Items from an interface collection
|---|
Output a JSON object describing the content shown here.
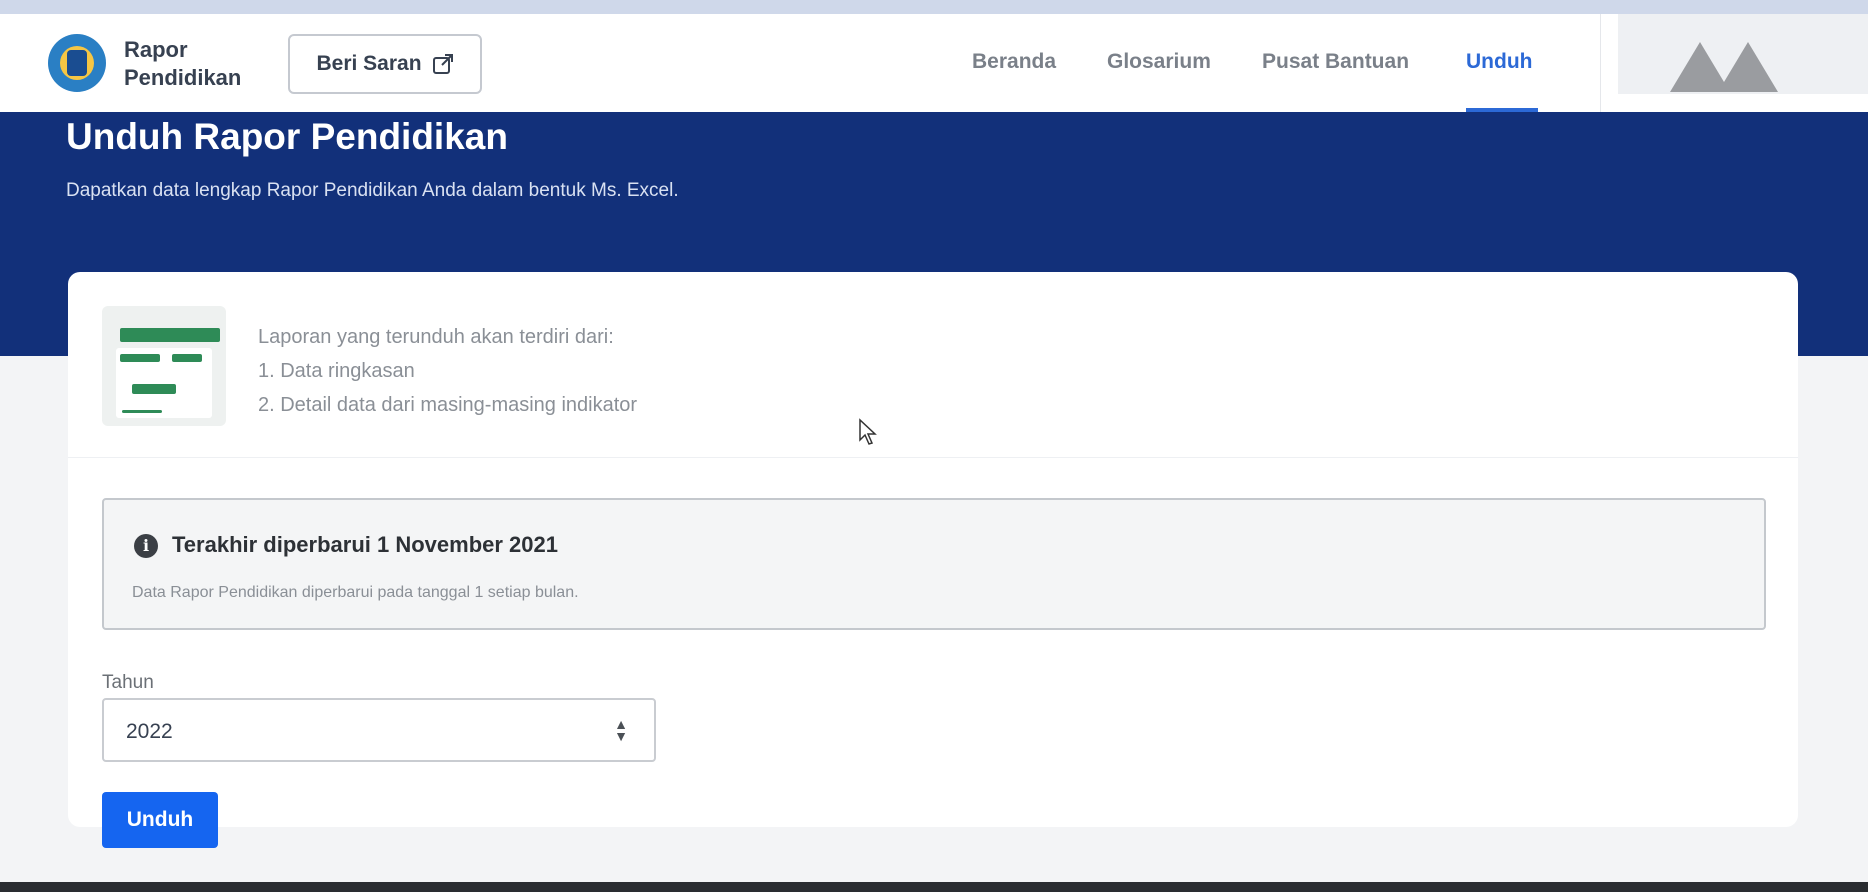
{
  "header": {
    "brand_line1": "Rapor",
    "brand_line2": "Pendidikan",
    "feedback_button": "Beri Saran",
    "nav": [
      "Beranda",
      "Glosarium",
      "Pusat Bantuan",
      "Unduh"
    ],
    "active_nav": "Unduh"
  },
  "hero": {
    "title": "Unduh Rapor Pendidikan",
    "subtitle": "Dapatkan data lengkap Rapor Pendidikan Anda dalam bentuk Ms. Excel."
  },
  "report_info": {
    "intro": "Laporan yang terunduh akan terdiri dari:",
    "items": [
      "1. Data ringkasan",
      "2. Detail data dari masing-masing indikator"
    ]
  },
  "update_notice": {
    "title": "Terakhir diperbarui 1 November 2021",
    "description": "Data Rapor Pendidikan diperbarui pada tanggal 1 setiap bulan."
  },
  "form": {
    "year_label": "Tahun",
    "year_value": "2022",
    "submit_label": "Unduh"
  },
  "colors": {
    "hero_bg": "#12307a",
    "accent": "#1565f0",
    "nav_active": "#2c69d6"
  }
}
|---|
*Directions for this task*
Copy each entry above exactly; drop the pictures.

*Written solution*
Output a JSON object describing the content shown here.
{
  "header": {
    "brand_line1": "Rapor",
    "brand_line2": "Pendidikan",
    "feedback_button": "Beri Saran",
    "nav": [
      "Beranda",
      "Glosarium",
      "Pusat Bantuan",
      "Unduh"
    ],
    "active_nav": "Unduh"
  },
  "hero": {
    "title": "Unduh Rapor Pendidikan",
    "subtitle": "Dapatkan data lengkap Rapor Pendidikan Anda dalam bentuk Ms. Excel."
  },
  "report_info": {
    "intro": "Laporan yang terunduh akan terdiri dari:",
    "items": [
      "1. Data ringkasan",
      "2. Detail data dari masing-masing indikator"
    ]
  },
  "update_notice": {
    "title": "Terakhir diperbarui 1 November 2021",
    "description": "Data Rapor Pendidikan diperbarui pada tanggal 1 setiap bulan."
  },
  "form": {
    "year_label": "Tahun",
    "year_value": "2022",
    "submit_label": "Unduh"
  },
  "colors": {
    "hero_bg": "#12307a",
    "accent": "#1565f0",
    "nav_active": "#2c69d6"
  }
}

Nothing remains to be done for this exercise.